Many people enjoy a “nightcap” before going to bed. Traditional nightcaps include brandy, bourbon, or cream-based liqueurs, though some people drink wine or beer or just about any other alcoholic beverage before bed as well. The New York Times has even published some “rules” to help you pick the right nightcap. The question is, though, does alcohol consumption before bed actually improve your chances of a good night’s sleep?
Research On Alcohol’s Effect on Sleep
Recently, the Research Society on Alcoholism and the International Society for Biomedical Research on Alcoholism have conducted a review of all known studies on the impact of drinking on sleep, the results of which will be published in the official journal Alcoholism: Clinical & Experimental Research. According to this New York Times’ article, the review finds that while alcohol may help you fall asleep more quickly and may lead to deeper sleep at the start of the night, it isn’t actually useful for improving a whole night’s sleep.
The review shows that any amount of alcohol consumption leads to an immediate reduction in the amount of time it takes to fall asleep. It also leads to deeper sleep for the first part of the night, with higher doses leading to even deeper sleep yet. However, these benefits are offset by increased disruption in the second part of the night’s sleep, and less REM sleep. REM (rapid eye movement) sleep influences memory and cognitive abilities, and a lack of sufficient REM sleep can lead to a reduction in motor skills, concentration, and memory. Alcohol consumption greatly delays the onset of the first period of REM sleep in a night, as well as reducing the total amount of REM sleep. Delayed and reduced REM sleep has been linked to less restful sleep, stress, and even depression.
Alcohol Effects the Brain and the Various Levels of Sleep
Even the deeper early sleep may prove problematic for some individuals. The majority of studies show an increase in slow-wave sleep (the deepest sleep) in the first part of the night. This increase in slow-wave sleep may also lead to an increased likelihood of sleep problems like sleep apnea or sleepwalking, as well as promoting snoring and poor breathing.
For the most part, the review finds that, while many people use alcohol as a sleep aid, a nightcap really only provides an illusion of improving sleep. Though you may fall asleep more quickly and easily, your total sleep will be less restful, and you open yourself up to other possible risks.

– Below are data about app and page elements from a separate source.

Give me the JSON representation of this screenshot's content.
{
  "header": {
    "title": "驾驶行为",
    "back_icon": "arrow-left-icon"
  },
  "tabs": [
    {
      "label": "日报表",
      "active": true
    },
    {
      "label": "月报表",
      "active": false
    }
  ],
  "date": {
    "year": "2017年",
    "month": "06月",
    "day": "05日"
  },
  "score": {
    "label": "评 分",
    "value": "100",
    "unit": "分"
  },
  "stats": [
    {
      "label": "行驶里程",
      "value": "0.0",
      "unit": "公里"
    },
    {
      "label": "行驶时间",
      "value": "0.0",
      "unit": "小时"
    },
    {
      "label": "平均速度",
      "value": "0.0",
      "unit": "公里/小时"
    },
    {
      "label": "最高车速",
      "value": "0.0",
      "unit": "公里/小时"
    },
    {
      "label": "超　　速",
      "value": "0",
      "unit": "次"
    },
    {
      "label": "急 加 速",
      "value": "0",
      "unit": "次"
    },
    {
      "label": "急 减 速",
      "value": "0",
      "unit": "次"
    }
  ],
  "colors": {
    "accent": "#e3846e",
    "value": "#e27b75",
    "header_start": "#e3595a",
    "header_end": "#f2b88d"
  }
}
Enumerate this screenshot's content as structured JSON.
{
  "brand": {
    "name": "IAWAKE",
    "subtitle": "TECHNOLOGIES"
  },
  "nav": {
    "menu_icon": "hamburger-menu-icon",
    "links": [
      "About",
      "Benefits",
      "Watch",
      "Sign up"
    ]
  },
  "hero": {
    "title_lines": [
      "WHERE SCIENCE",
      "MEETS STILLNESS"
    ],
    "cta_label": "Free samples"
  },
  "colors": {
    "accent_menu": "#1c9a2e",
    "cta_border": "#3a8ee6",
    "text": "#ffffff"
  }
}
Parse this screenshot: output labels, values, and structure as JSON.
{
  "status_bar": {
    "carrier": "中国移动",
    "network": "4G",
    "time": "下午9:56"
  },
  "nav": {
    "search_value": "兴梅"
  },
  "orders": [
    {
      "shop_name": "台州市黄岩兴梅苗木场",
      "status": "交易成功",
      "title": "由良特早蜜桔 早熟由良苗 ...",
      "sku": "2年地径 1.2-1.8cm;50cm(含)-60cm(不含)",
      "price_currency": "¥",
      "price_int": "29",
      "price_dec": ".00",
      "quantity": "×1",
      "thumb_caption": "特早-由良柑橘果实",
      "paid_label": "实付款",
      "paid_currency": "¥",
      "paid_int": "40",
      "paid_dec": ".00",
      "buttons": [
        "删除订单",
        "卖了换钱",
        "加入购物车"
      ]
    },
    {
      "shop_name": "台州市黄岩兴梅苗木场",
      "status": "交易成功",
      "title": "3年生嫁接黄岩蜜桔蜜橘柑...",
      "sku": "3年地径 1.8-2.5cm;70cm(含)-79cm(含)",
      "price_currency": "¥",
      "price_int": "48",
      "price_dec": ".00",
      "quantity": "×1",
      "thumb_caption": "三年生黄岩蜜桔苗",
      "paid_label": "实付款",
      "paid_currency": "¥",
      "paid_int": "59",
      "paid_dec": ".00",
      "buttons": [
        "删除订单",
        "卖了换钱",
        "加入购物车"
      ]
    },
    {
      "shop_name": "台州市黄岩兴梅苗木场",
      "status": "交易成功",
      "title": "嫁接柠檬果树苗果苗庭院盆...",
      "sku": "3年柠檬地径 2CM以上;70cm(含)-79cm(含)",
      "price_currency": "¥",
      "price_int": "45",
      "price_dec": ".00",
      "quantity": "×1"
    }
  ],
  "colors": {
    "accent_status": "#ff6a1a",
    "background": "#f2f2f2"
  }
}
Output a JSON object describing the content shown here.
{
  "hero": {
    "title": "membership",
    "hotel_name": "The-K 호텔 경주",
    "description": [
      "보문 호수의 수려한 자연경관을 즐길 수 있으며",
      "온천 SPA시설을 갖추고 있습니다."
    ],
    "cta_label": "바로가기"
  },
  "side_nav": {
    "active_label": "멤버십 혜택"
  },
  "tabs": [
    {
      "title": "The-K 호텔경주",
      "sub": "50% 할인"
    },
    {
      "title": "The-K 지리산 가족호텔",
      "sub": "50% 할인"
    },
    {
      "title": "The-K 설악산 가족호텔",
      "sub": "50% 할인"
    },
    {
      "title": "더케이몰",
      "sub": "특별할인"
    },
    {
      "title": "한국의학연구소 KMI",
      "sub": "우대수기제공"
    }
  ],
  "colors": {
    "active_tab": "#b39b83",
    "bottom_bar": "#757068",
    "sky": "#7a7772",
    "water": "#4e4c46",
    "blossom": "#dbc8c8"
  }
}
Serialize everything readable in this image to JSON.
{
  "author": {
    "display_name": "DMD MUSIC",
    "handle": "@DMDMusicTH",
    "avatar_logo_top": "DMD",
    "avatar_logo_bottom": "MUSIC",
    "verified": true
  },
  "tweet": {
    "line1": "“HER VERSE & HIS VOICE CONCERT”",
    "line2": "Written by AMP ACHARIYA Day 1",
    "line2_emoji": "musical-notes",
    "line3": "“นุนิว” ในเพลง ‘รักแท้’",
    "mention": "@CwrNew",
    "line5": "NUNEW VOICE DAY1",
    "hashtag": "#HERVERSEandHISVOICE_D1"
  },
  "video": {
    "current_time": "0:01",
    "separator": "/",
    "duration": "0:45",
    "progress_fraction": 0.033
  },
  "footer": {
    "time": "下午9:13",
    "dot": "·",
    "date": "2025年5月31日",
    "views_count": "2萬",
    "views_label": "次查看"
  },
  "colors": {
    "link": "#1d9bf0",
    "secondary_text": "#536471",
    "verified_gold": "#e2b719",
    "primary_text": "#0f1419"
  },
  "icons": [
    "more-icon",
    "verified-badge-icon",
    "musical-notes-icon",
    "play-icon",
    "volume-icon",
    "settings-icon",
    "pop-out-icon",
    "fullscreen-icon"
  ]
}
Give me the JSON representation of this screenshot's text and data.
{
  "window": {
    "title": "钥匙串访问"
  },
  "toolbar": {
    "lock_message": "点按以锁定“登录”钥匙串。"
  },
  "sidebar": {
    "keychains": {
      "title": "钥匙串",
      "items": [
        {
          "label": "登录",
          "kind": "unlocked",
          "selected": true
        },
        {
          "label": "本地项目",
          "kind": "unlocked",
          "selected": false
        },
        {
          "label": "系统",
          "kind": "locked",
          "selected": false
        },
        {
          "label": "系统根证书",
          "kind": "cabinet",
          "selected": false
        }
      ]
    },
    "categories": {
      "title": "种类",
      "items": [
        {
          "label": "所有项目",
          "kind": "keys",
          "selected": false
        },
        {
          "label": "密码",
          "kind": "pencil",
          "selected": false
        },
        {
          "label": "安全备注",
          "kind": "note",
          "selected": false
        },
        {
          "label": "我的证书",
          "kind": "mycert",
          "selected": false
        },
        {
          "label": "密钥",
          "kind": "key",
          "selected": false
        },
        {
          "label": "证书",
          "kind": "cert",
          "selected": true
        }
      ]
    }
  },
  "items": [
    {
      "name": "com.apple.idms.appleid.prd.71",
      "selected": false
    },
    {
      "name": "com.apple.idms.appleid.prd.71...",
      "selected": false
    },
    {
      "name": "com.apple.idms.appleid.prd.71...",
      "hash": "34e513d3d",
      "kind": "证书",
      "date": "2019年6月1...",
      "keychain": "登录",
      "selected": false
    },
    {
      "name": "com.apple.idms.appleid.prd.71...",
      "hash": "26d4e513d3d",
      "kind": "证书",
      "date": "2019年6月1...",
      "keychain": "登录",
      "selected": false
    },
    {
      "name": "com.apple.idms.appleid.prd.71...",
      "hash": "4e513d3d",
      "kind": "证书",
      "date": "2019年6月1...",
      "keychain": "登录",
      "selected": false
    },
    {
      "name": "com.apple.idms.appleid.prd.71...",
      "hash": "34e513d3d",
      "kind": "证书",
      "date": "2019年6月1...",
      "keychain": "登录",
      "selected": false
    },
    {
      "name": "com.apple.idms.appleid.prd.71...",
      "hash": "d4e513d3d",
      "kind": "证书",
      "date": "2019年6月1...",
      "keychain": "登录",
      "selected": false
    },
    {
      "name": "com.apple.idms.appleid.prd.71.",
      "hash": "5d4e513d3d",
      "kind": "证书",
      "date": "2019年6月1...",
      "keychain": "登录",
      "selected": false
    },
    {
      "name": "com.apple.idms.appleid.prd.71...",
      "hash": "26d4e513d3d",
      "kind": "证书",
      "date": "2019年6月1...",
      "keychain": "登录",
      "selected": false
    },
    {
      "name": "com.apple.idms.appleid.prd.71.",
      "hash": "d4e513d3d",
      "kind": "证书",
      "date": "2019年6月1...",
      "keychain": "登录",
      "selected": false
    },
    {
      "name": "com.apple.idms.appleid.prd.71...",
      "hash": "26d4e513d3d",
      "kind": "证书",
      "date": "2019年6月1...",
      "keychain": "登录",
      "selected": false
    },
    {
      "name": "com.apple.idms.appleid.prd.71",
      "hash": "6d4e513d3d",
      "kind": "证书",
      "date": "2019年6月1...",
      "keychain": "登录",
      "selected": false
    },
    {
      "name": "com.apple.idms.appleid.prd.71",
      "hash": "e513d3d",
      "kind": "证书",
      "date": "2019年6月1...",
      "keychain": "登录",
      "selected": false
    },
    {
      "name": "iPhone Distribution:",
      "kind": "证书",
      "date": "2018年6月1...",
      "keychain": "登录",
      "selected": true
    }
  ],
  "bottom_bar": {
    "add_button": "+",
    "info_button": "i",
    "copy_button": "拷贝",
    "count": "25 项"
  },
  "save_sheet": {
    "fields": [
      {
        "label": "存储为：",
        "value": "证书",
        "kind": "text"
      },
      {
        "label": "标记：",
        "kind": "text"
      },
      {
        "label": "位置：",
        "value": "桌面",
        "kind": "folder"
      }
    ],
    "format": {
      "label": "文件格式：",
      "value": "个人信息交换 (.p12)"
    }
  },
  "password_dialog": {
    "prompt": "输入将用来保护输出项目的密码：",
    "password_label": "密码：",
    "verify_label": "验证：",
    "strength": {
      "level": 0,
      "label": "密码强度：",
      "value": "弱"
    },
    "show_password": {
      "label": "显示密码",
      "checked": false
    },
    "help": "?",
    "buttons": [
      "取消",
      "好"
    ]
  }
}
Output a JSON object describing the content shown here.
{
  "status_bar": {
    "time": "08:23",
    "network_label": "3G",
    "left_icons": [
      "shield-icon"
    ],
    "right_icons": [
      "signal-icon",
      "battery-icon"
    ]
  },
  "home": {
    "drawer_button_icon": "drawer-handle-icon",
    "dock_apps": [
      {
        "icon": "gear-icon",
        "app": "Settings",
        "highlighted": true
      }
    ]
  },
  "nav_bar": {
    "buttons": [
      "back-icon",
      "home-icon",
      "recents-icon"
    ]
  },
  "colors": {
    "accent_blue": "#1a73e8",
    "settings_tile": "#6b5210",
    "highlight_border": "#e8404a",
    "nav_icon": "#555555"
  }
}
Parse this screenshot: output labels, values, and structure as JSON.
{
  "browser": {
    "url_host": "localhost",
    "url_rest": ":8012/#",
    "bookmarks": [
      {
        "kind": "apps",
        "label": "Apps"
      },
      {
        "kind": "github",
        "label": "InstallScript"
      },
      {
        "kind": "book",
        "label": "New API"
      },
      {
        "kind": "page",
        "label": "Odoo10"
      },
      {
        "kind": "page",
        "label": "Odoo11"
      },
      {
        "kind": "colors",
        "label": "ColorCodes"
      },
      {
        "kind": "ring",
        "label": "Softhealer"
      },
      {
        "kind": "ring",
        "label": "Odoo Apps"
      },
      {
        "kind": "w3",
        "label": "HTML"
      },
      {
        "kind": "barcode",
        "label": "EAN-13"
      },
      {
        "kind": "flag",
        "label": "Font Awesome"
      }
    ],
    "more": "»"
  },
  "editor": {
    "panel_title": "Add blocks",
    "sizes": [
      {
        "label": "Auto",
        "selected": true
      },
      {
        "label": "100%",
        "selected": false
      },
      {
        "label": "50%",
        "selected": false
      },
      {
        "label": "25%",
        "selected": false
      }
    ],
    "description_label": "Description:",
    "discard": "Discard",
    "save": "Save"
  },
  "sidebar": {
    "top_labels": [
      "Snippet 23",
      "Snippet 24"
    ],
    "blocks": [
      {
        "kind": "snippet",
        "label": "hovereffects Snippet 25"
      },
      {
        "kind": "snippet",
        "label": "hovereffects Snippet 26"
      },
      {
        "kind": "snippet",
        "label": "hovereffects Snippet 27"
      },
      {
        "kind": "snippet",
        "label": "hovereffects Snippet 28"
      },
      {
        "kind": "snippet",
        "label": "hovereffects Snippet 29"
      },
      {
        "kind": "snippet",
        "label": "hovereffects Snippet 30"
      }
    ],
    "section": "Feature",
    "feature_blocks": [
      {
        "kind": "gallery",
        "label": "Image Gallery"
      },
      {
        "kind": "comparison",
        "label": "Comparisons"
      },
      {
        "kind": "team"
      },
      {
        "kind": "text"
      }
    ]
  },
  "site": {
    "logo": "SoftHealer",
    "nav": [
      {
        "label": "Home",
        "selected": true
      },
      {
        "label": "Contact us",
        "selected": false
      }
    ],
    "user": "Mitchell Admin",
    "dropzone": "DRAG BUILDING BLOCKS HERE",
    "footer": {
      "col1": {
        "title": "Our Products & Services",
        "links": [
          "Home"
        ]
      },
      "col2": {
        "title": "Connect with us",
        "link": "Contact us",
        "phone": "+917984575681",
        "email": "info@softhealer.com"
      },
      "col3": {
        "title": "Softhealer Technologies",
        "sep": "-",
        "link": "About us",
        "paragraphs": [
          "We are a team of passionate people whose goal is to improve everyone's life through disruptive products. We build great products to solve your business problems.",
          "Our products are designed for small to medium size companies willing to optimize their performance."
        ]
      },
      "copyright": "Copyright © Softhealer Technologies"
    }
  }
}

The Effect of Alcohol on Sleep, is one of many resources designed to help those seeking an advanced approach to treatment for alcohol or drug abuse.